Issue: WON the ruling of the trial court is untenable due to the alleged weakness of
circumstantial evidence against appellants.
Held: The court found the petition partly meritorious as the prosecutions witnesses has
submitted testimonies that though not conflicting, has failed to agree on certain details. The
appellant also contended that some of the witnesses, especially Nelita dela Cruz cannot be given
full credence as she initially stood as witness against Cesar Jablo. Also some of the witnesses has
remained silent and revealed their knowledge only 6 months after the killings. As for the weight
of the circumstantial evidence, This Court has iterated that there can be a verdict of conviction
based on circumstantial evidence when the circumstances proved form an unbroken chain which
leads to a fair and reasonable conclusion pinpointing the accused, to the exclusion of all the
others, as the perpetrator of the crime. Circumstantial evidence is defined as that which
indirectly proves a fact in issue an inference which the factfinder draws from the evidence
established. Resort thereto is essential when the lack of direct testimony would result in setting a
felon free. In order that circumstantial evidence may be sufficient to convict, the same must
comply with these essential requisites, viz., (a) there is more than one circumstance; (b) the facts
from which the inferences are derived are proven; and (c) the combination of all the
circumstances is such as to produce a conviction beyond reasonable doubt. The following
circumstances form the unbroken chain which lead us to conclude beyond moral certainty that
appellants were the culprits:
First, the testimony of Hernandez, who just came from a jueteng lottery, that he saw a man
following a girl and upon reaching A. Bonifacio Street another man appeared who likewise tailed
her; upon reaching the ERES gate, both men suddenly embraced, pulled and grabbed the girl
(whom he later learned to be the victim) around 3:45 a.m. on January 10, 1994.
Second, Fernandez, who was with Hernandez at that time because he also participated in the
said lottery, gave a similar testimony.
Third, Dela Cruz narrated that she saw the victim in the wee hours of the morning and that
she was being followed by Appellant De Guzman.
Fourth, Perez said that he also observed Matignas near the gambling place during that time.
Fifth, the finding of the body of the victim at a vacant lot near the ERES school.

Sixth, the finding of the Matignas bullcap near the place where the body of the victim was
found.
Seventh, the admission of Appellant Matignas that he was out prowling his neighborhood in
the early hours of the morning of January 10, 1994.
Eight, appellants were the last persons seen with the victim before her corpse was found a
few hours thereafter.

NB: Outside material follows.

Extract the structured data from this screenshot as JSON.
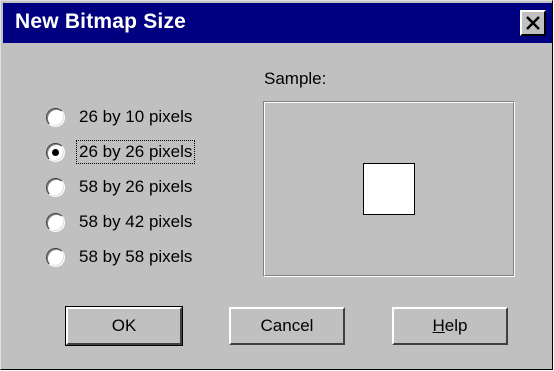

Ninth, Hernandez, Fernandez, Dela Cruz, and Perez had no ill motive to testify against
appellants.
From the foregoing circumstances, it is undisputed that appellants were physically present at the
scene of the crime and its immediate vicinity, and that several eyewitnesses positively identified
them as the same persons who tailed, embraced and pulled the victim in front of the gate of the
ERES school along A. Bonifacio Street before her body was discovered at a vacant lot near the
said school.